“Questions about the list of eligible voters—the basis for the Harvard Graduate Students Union-United Auto Workers (HGSU-UAW) claim for a new election—ignore the facts,” University spokesperson Anna Cowenhoven wrote in a statement. “Thousands of students voted, including a majority of those found by the NLRB Hearing Officer to have been omitted from the voter list, and most of those ballots have already been counted. Students were highly engaged, and after nearly two years of organizing on campus by the HGSU-UAW, thousands voted in the November 2016 election—a majority in opposition to unionization.” University provost Alan Garber largely restated that argument in an email to the Harvard community this morning.
If Boston’s NLRB regional director John Walsh approves the recommendation to hold another election, Harvard would likely file objections again, with the national office of the NLRB. The board could either decline or agree to review the case. If the national board finishes its review over the summer, the earliest a new election could be scheduled would be in the fall. Depending on the proceedings, a final decision could also come much later.
Harvard’s protracted union election process now increasingly resembles those at other universities: at Yale, where a majority of students in some departments voted to unionize, organizers have begun a hunger strike to force the administration to begin contract negotiations. Administrators there are still challenging the legitimacy of organizers’ department-by-department approach to unionization. Yale has asked the national office of the NLRB to review its case, and if the board agrees to hear it, that, too, could put a hold on cases at Harvard and other universities.
All this unfolds against the possibility that a reconstituted NLRB under President Donald Trump might revoke the right of private university students to unionize altogether (Trump has yet to fill two empty seats on the board), making the elections at Harvard and other universities irrelevant.
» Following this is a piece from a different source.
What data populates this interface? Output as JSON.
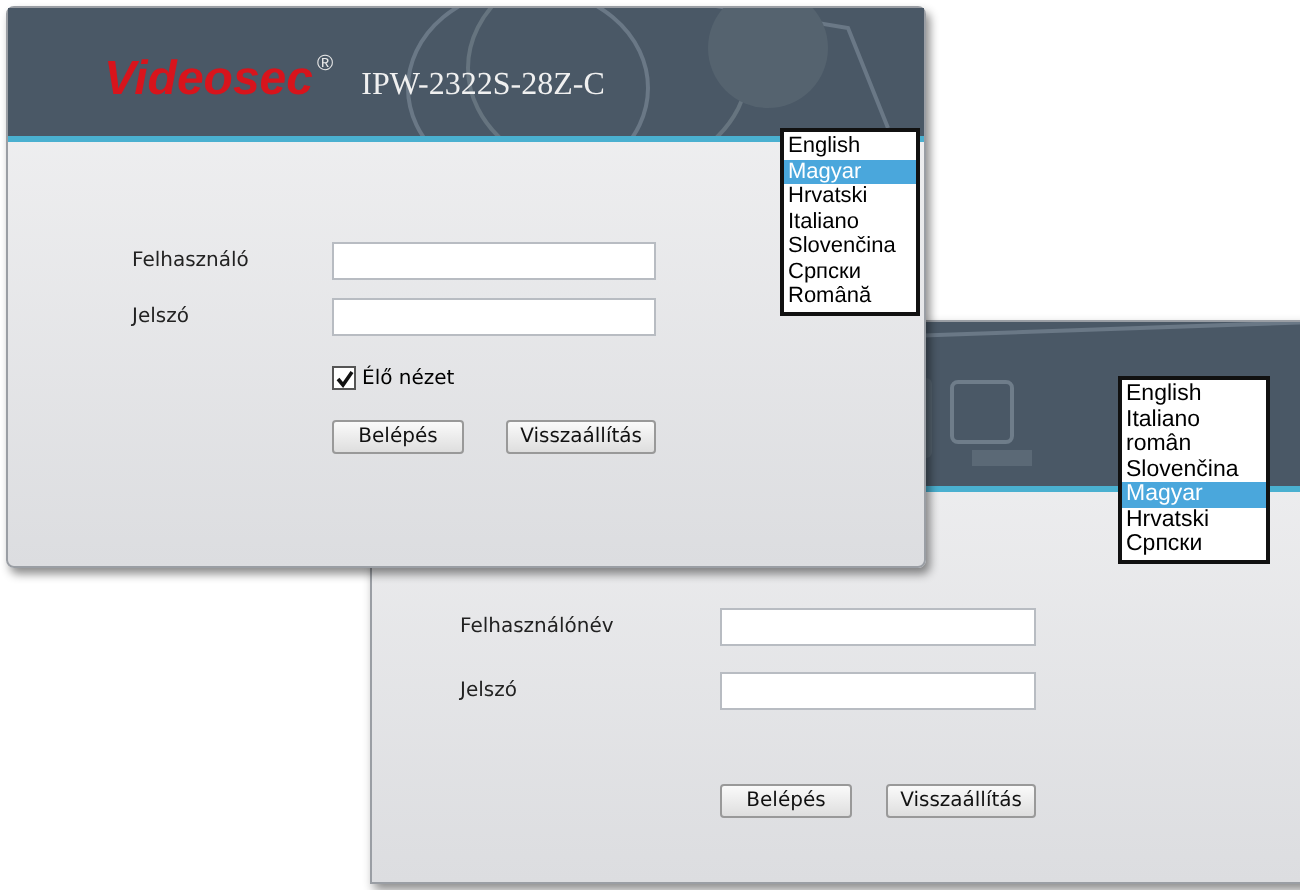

If that happens, it would mark the third time in a little more than a decade that the NLRB reversed its position on the issue—an unusual way to do business, even for a board that frequently changes its political orientation.